■ EXERCISE DESCRIPTION ■
The reply should return the data in full, exactly as written.

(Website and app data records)
---------------

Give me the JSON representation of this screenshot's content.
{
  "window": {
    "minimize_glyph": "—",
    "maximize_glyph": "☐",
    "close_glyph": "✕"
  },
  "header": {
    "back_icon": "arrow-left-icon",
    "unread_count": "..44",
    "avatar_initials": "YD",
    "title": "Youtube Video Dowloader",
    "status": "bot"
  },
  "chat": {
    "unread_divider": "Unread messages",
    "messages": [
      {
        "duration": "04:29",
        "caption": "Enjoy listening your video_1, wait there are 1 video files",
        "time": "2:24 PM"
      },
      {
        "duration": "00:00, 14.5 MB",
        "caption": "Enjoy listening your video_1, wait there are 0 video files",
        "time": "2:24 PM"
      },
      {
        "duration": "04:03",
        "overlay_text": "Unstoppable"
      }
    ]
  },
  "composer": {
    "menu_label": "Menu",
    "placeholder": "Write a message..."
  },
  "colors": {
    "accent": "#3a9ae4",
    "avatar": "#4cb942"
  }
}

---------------

■ ANSWER SECTION ■
Give me the JSON representation of this screenshot's content.
{
  "window": {
    "minimize_glyph": "—",
    "maximize_glyph": "☐",
    "close_glyph": "✕"
  },
  "header": {
    "back_icon": "arrow-left-icon",
    "unread_count": "..44",
    "avatar_initials": "YD",
    "title": "Youtube Video Dowloader",
    "status": "bot"
  },
  "chat": {
    "unread_divider": "Unread messages",
    "messages": [
      {
        "duration": "04:29",
        "caption": "Enjoy listening your video_1, wait there are 1 video files",
        "time": "2:24 PM"
      },
      {
        "duration": "00:00, 14.5 MB",
        "caption": "Enjoy listening your video_1, wait there are 0 video files",
        "time": "2:24 PM"
      },
      {
        "duration": "04:03",
        "overlay_text": "Unstoppable"
      }
    ]
  },
  "composer": {
    "menu_label": "Menu",
    "placeholder": "Write a message..."
  },
  "colors": {
    "accent": "#3a9ae4",
    "avatar": "#4cb942"
  }
}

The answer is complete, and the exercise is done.